### Work item
From the listing below, pick out each line with the word "Windows".

### The input

# # # # #

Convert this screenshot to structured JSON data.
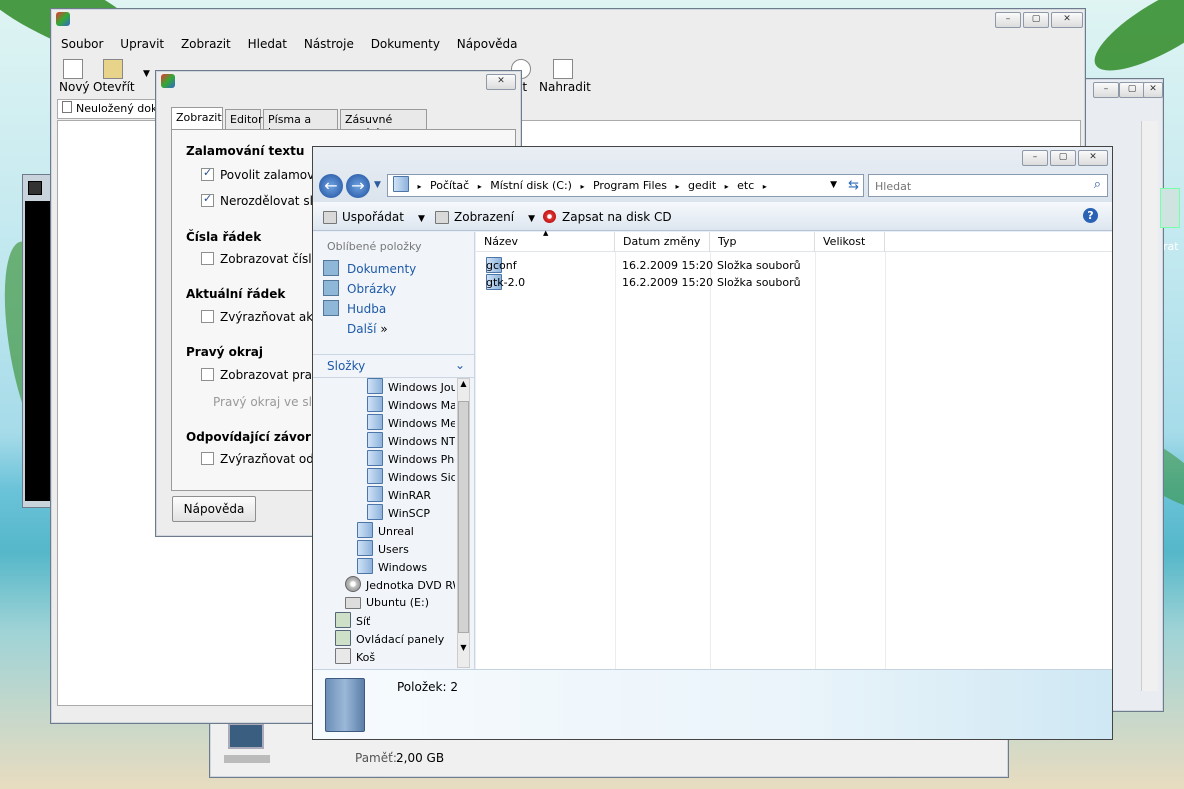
{
  "gedit": {
    "menu": [
      "Soubor",
      "Upravit",
      "Zobrazit",
      "Hledat",
      "Nástroje",
      "Dokumenty",
      "Nápověda"
    ],
    "toolbar": {
      "new": "Nový",
      "open": "Otevřít",
      "search_partial": "at",
      "replace": "Nahradit"
    },
    "doc_tab": "Neuložený dokum"
  },
  "prefs": {
    "tabs": [
      "Zobrazit",
      "Editor",
      "Písma a barvy",
      "Zásuvné moduly"
    ],
    "sections": {
      "wrap": "Zalamování textu",
      "wrap_enable": "Povolit zalamování t",
      "wrap_nosplit": "Nerozdělovat slova",
      "line_numbers": "Čísla řádek",
      "line_numbers_show": "Zobrazovat čísla řá",
      "current_line": "Aktuální řádek",
      "current_line_hl": "Zvýrazňovat aktuál",
      "right_margin": "Pravý okraj",
      "right_margin_show": "Zobrazovat pravý o",
      "right_margin_col": "Pravý okraj ve sloupci:",
      "brackets": "Odpovídající závorky",
      "brackets_hl": "Zvýrazňovat odpov"
    },
    "help": "Nápověda"
  },
  "explorer": {
    "breadcrumb": [
      "Počítač",
      "Místní disk (C:)",
      "Program Files",
      "gedit",
      "etc"
    ],
    "search_placeholder": "Hledat",
    "cmd": {
      "organize": "Uspořádat",
      "views": "Zobrazení",
      "burn": "Zapsat na disk CD"
    },
    "favorites_title": "Oblíbené položky",
    "favorites": [
      "Dokumenty",
      "Obrázky",
      "Hudba"
    ],
    "more": "Další",
    "folders_title": "Složky",
    "tree": [
      "Windows Journ",
      "Windows Mail",
      "Windows Media",
      "Windows NT",
      "Windows Photo",
      "Windows Sideb",
      "WinRAR",
      "WinSCP",
      "Unreal",
      "Users",
      "Windows",
      "Jednotka DVD RW",
      "Ubuntu (E:)",
      "Síť",
      "Ovládací panely",
      "Koš"
    ],
    "columns": [
      "Název",
      "Datum změny",
      "Typ",
      "Velikost"
    ],
    "files": [
      {
        "name": "gconf",
        "date": "16.2.2009 15:20",
        "type": "Složka souborů"
      },
      {
        "name": "gtk-2.0",
        "date": "16.2.2009 15:20",
        "type": "Složka souborů"
      }
    ],
    "status": "Položek: 2"
  },
  "sysinfo": {
    "memory_label": "Paměť:",
    "memory_value": "2,00 GB"
  },
  "right_partial": "rat"
}
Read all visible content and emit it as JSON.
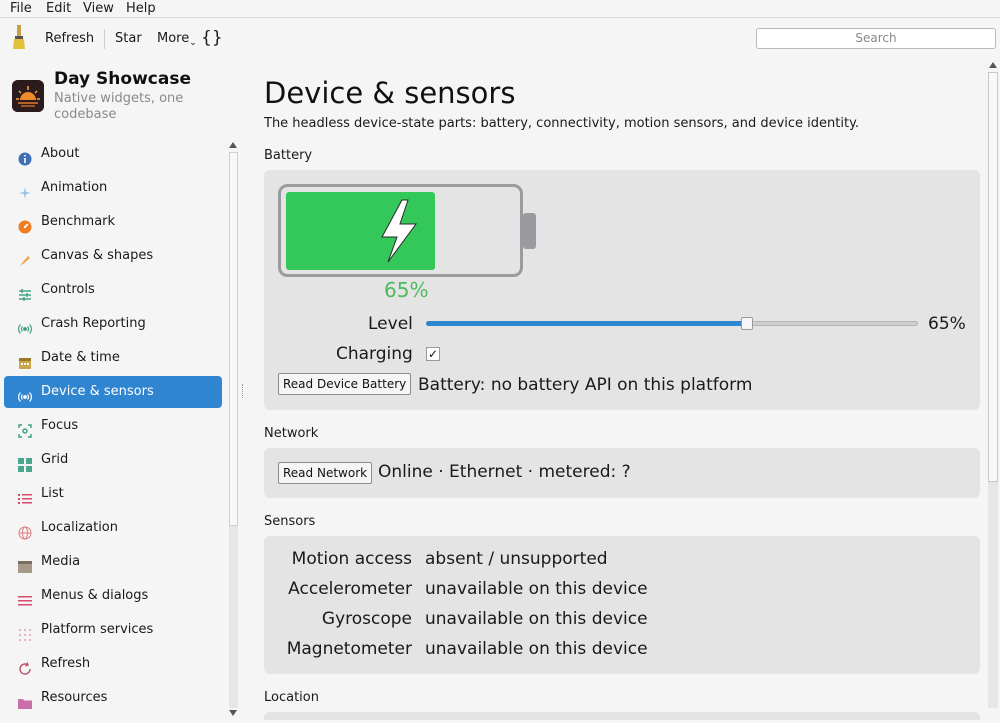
{
  "menubar": {
    "file": "File",
    "edit": "Edit",
    "view": "View",
    "help": "Help"
  },
  "toolbar": {
    "refresh": "Refresh",
    "star": "Star",
    "more": "More",
    "json": "{}",
    "search_placeholder": "Search"
  },
  "sidebar": {
    "app_title": "Day Showcase",
    "app_subtitle": "Native widgets, one codebase",
    "items": [
      {
        "label": "About",
        "icon": "info-icon"
      },
      {
        "label": "Animation",
        "icon": "sparkle-icon"
      },
      {
        "label": "Benchmark",
        "icon": "gauge-icon"
      },
      {
        "label": "Canvas & shapes",
        "icon": "brush-icon"
      },
      {
        "label": "Controls",
        "icon": "sliders-icon"
      },
      {
        "label": "Crash Reporting",
        "icon": "broadcast-icon"
      },
      {
        "label": "Date & time",
        "icon": "calendar-icon"
      },
      {
        "label": "Device & sensors",
        "icon": "broadcast-icon"
      },
      {
        "label": "Focus",
        "icon": "focus-icon"
      },
      {
        "label": "Grid",
        "icon": "grid-icon"
      },
      {
        "label": "List",
        "icon": "list-icon"
      },
      {
        "label": "Localization",
        "icon": "globe-icon"
      },
      {
        "label": "Media",
        "icon": "clapper-icon"
      },
      {
        "label": "Menus & dialogs",
        "icon": "menu-icon"
      },
      {
        "label": "Platform services",
        "icon": "dots-grid-icon"
      },
      {
        "label": "Refresh",
        "icon": "refresh-icon"
      },
      {
        "label": "Resources",
        "icon": "folder-icon"
      }
    ],
    "active_index": 7
  },
  "page": {
    "title": "Device & sensors",
    "description": "The headless device-state parts: battery, connectivity, motion sensors, and device identity.",
    "battery": {
      "section": "Battery",
      "percent_label": "65%",
      "level": 0.65,
      "level_label": "Level",
      "level_value": "65%",
      "charging_label": "Charging",
      "charging": true,
      "check_mark": "✓",
      "read_button": "Read Device Battery",
      "status": "Battery: no battery API on this platform"
    },
    "network": {
      "section": "Network",
      "read_button": "Read Network",
      "status": "Online · Ethernet · metered: ?"
    },
    "sensors": {
      "section": "Sensors",
      "rows": [
        {
          "name": "Motion access",
          "value": "absent / unsupported"
        },
        {
          "name": "Accelerometer",
          "value": "unavailable on this device"
        },
        {
          "name": "Gyroscope",
          "value": "unavailable on this device"
        },
        {
          "name": "Magnetometer",
          "value": "unavailable on this device"
        }
      ]
    },
    "location": {
      "section": "Location"
    }
  },
  "colors": {
    "accent": "#3085d0",
    "battery_green": "#34c759",
    "percent_green": "#4cbb5e"
  }
}
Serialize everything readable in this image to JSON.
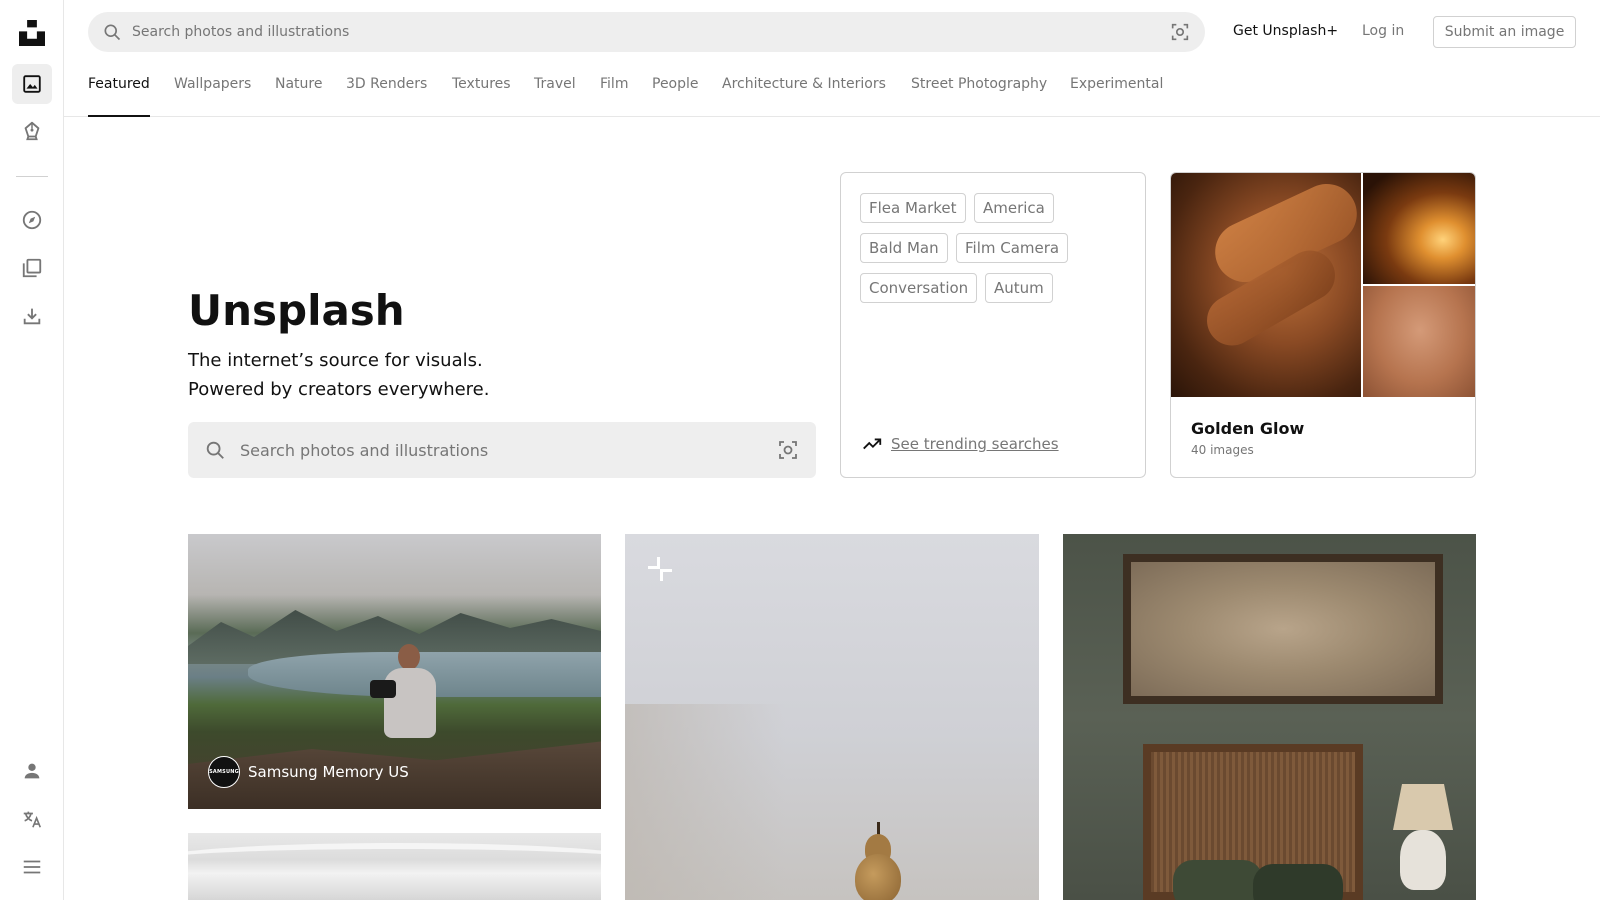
{
  "topbar": {
    "search_placeholder": "Search photos and illustrations",
    "get_plus": "Get Unsplash+",
    "login": "Log in",
    "submit": "Submit an image"
  },
  "rail": {
    "items": [
      "logo-icon",
      "photos-icon",
      "illustrations-icon",
      "explore-icon",
      "collections-icon",
      "download-icon",
      "account-icon",
      "language-icon",
      "menu-icon"
    ]
  },
  "topics": [
    "Featured",
    "Wallpapers",
    "Nature",
    "3D Renders",
    "Textures",
    "Travel",
    "Film",
    "People",
    "Architecture & Interiors",
    "Street Photography",
    "Experimental"
  ],
  "hero": {
    "title": "Unsplash",
    "line1": "The internet’s source for visuals.",
    "line2": "Powered by creators everywhere.",
    "search_placeholder": "Search photos and illustrations"
  },
  "trending": {
    "chips": [
      "Flea Market",
      "America",
      "Bald Man",
      "Film Camera",
      "Conversation",
      "Autum"
    ],
    "link": "See trending searches"
  },
  "collection": {
    "title": "Golden Glow",
    "count": "40 images"
  },
  "photos": {
    "first_credit": {
      "avatar_text": "SAMSUNG",
      "name": "Samsung Memory US"
    }
  },
  "colors": {
    "text": "#111111",
    "muted": "#767676",
    "border": "#d1d1d1",
    "search_bg": "#eeeeee"
  }
}
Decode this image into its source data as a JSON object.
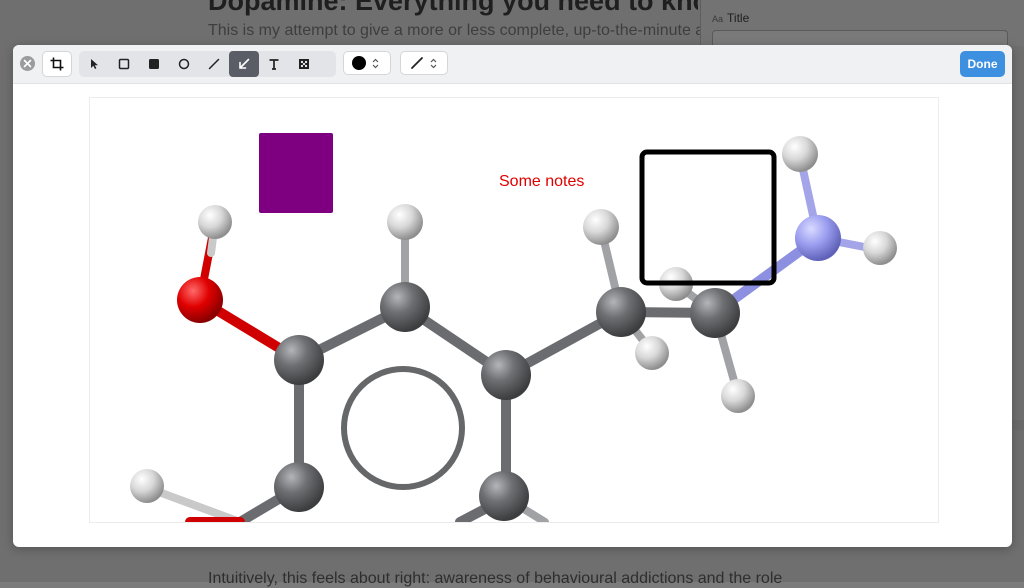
{
  "background": {
    "title": "Dopamine: Everything you need to know",
    "subtitle": "This is my attempt to give a more or less complete, up-to-the-minute account",
    "footer": "Intuitively, this feels about right: awareness of behavioural addictions and the role",
    "side_label_prefix": "Aa",
    "side_label": "Title"
  },
  "toolbar": {
    "tools": [
      "select-tool",
      "rectangle-tool",
      "filled-rectangle-tool",
      "ellipse-tool",
      "line-tool",
      "arrow-tool",
      "text-tool",
      "pixelate-tool"
    ],
    "active_tool": "arrow-tool",
    "color": "#000000",
    "done_label": "Done",
    "done_color": "#3d8fe0"
  },
  "annotations": {
    "note_text": "Some notes",
    "note_color": "#e00000",
    "square_fill": "#7e0080",
    "rect_stroke": "#000000"
  }
}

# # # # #

### Output of the task
      "Windows Journ",
      "Windows Mail",
      "Windows Media",
      "Windows NT",
      "Windows Photo",
      "Windows Sideb",
      "Windows",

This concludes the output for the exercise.